512 pp., 6.125 x 9.25, 50 illus., notes, bibl., index
Paperback ISBN: 978-0-8078-5545-4
Published: February 2004
eBook ISBN: 978-0-8078-6403-6
Published: December 2005
Buy this Book
Free E-Exam Copies
Awards & distinctions
A 2002 Choice Outstanding Academic Title
Football, claims Oriard, served as an agent of "Americanization" for immigrant groups but resisted attempts at true integration and racial equality, while anxieties over the domestication and affluence of middle-class American life helped pave the way for the sport's rise in popularity during the Cold War. Underlying these threads is the story of how the print and broadcast media, in ways specific to each medium, were powerful forces in constructing the football culture we know today.
About the Author
A former football player for Notre Dame and the Kansas City Chiefs, Michael Oriard is Distinguished Professor of American Literature and Culture at Oregon State University. He is author of four previous books on American sport and sports literature, including Reading Football: How the Popular Press Created an American Spectacle, which focuses on the sport from the late nineteenth to the early twentieth century.
For more information about Michael Oriard, visit the Author Page.
"[Oriard] captures the self-aggrandizing illogic of the game's cultural role in his absorbing study of early 20th-century culture."--New York Times
"Oriard offers a rich and comprehensive survey. . . . King Football is an important successor [to Reading Football], tracing the sport's evolution in the media right up to 1960, at the doorstep of the television age. In a country where sports continue to be deeply ingrained in the national identity, this is a topic worth examining."--ForeWord
"In this unique, detailed book Oriard describes and analyzes the game of football from the 1920s through the 1950s. . . . Documentation of sources is exceptionally well done and painstakingly detailed. This book is highly recommended for general readership."--Choice
"For the fan with a scholarly bent."--USA Today
"Oriard shows that the media were a powerful force in constructing the football culture we know today. He also shows how football culture reflects broader changes in U.S. society. . . . A book football enthusiasts will enjoy, this is recommended for all libraries."--Library Journal

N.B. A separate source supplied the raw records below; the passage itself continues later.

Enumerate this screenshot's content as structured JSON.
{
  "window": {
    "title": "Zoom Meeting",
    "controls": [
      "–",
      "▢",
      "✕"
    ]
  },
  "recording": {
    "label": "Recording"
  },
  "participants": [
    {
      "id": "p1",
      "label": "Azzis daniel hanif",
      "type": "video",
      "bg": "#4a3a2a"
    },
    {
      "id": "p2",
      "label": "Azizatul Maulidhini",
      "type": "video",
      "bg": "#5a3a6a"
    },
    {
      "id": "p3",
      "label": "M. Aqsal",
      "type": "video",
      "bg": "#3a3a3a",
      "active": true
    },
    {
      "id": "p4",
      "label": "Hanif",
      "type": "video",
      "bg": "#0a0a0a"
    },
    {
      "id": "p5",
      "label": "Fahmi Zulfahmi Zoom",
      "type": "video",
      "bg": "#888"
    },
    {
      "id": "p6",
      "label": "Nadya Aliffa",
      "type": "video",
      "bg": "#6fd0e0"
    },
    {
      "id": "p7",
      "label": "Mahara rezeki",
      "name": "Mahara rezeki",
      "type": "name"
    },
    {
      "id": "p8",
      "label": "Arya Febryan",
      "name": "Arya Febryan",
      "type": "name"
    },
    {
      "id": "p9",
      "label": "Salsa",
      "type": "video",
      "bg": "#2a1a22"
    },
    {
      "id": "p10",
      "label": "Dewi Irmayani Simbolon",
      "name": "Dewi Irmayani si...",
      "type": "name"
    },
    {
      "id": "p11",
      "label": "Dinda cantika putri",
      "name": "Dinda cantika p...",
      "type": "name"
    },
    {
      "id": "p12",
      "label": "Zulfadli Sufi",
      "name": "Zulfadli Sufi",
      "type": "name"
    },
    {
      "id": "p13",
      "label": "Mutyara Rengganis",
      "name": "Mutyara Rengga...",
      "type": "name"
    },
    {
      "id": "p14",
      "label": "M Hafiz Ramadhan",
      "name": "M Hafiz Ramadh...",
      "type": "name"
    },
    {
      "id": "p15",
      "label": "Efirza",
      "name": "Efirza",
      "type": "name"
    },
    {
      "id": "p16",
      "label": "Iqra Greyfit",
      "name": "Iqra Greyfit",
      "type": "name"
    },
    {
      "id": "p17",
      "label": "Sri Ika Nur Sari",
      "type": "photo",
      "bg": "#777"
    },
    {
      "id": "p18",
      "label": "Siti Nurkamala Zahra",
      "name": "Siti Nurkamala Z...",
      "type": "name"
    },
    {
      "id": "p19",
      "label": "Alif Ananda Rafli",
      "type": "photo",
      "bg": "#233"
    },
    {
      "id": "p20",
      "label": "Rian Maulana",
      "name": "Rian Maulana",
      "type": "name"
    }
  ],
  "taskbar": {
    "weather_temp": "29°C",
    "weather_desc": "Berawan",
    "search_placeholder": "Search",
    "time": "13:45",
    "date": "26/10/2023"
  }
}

"This excellent book should be required reading on any American Studies course worth the name. . . . Oriard's detailed and well-written work shows us how the game has been constructed through notions of national, gendered and ethnic--and, as he insists, also class--identities."--Journal of American Studies